• _WORK TO COMPLETE_
Should any entry hold a picture, omit that picture and copy the rest of the entry exactly.
[AVAILABLE DATA]
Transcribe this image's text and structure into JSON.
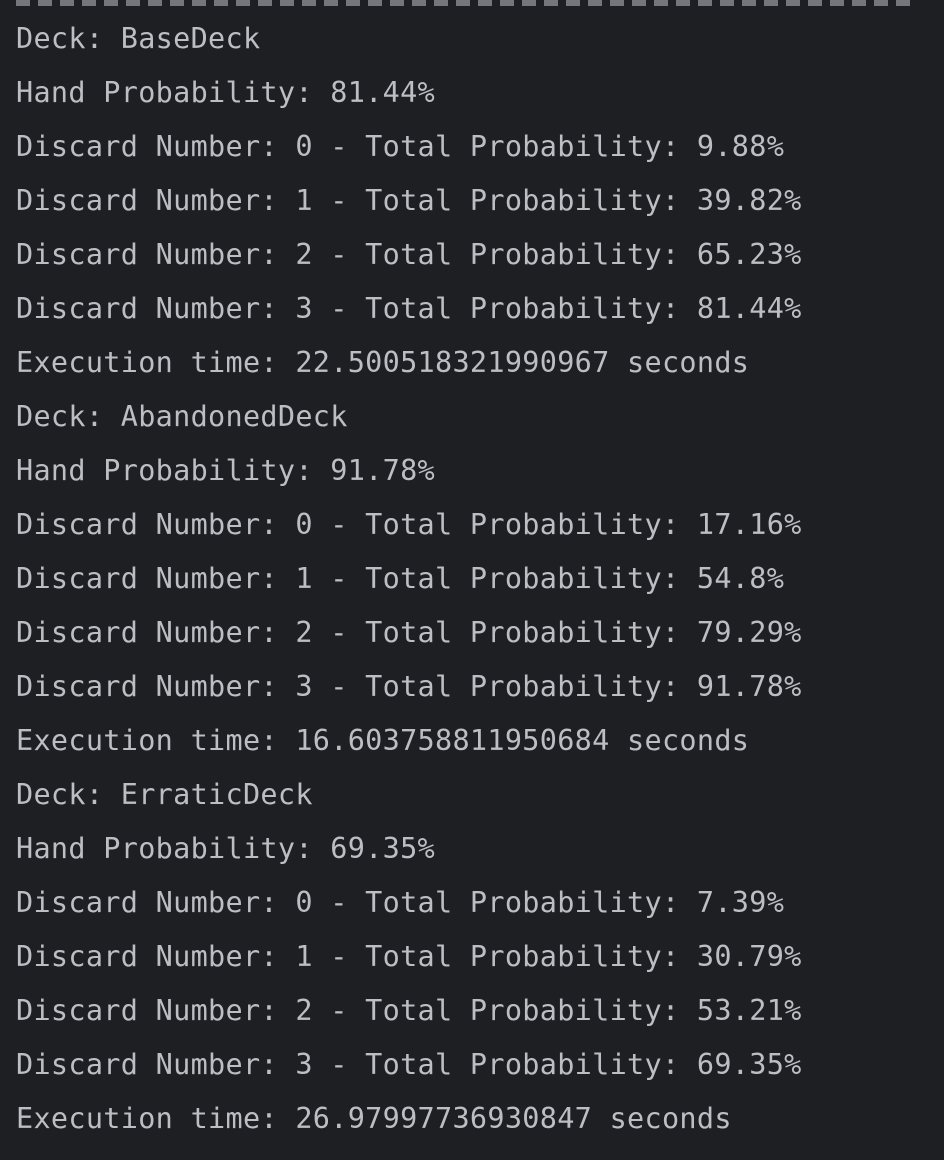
{
  "console": {
    "lines": [
      "Deck: BaseDeck",
      "Hand Probability: 81.44%",
      "Discard Number: 0 - Total Probability: 9.88%",
      "Discard Number: 1 - Total Probability: 39.82%",
      "Discard Number: 2 - Total Probability: 65.23%",
      "Discard Number: 3 - Total Probability: 81.44%",
      "Execution time: 22.500518321990967 seconds",
      "Deck: AbandonedDeck",
      "Hand Probability: 91.78%",
      "Discard Number: 0 - Total Probability: 17.16%",
      "Discard Number: 1 - Total Probability: 54.8%",
      "Discard Number: 2 - Total Probability: 79.29%",
      "Discard Number: 3 - Total Probability: 91.78%",
      "Execution time: 16.603758811950684 seconds",
      "Deck: ErraticDeck",
      "Hand Probability: 69.35%",
      "Discard Number: 0 - Total Probability: 7.39%",
      "Discard Number: 1 - Total Probability: 30.79%",
      "Discard Number: 2 - Total Probability: 53.21%",
      "Discard Number: 3 - Total Probability: 69.35%",
      "Execution time: 26.97997736930847 seconds"
    ]
  },
  "colors": {
    "background": "#1e1f22",
    "text": "#bcbec4"
  }
}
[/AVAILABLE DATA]
• _TASK RESPONSE_
Transcribe this image's text and structure into JSON.
{
  "console": {
    "lines": [
      "Deck: BaseDeck",
      "Hand Probability: 81.44%",
      "Discard Number: 0 - Total Probability: 9.88%",
      "Discard Number: 1 - Total Probability: 39.82%",
      "Discard Number: 2 - Total Probability: 65.23%",
      "Discard Number: 3 - Total Probability: 81.44%",
      "Execution time: 22.500518321990967 seconds",
      "Deck: AbandonedDeck",
      "Hand Probability: 91.78%",
      "Discard Number: 0 - Total Probability: 17.16%",
      "Discard Number: 1 - Total Probability: 54.8%",
      "Discard Number: 2 - Total Probability: 79.29%",
      "Discard Number: 3 - Total Probability: 91.78%",
      "Execution time: 16.603758811950684 seconds",
      "Deck: ErraticDeck",
      "Hand Probability: 69.35%",
      "Discard Number: 0 - Total Probability: 7.39%",
      "Discard Number: 1 - Total Probability: 30.79%",
      "Discard Number: 2 - Total Probability: 53.21%",
      "Discard Number: 3 - Total Probability: 69.35%",
      "Execution time: 26.97997736930847 seconds"
    ]
  },
  "colors": {
    "background": "#1e1f22",
    "text": "#bcbec4"
  }
}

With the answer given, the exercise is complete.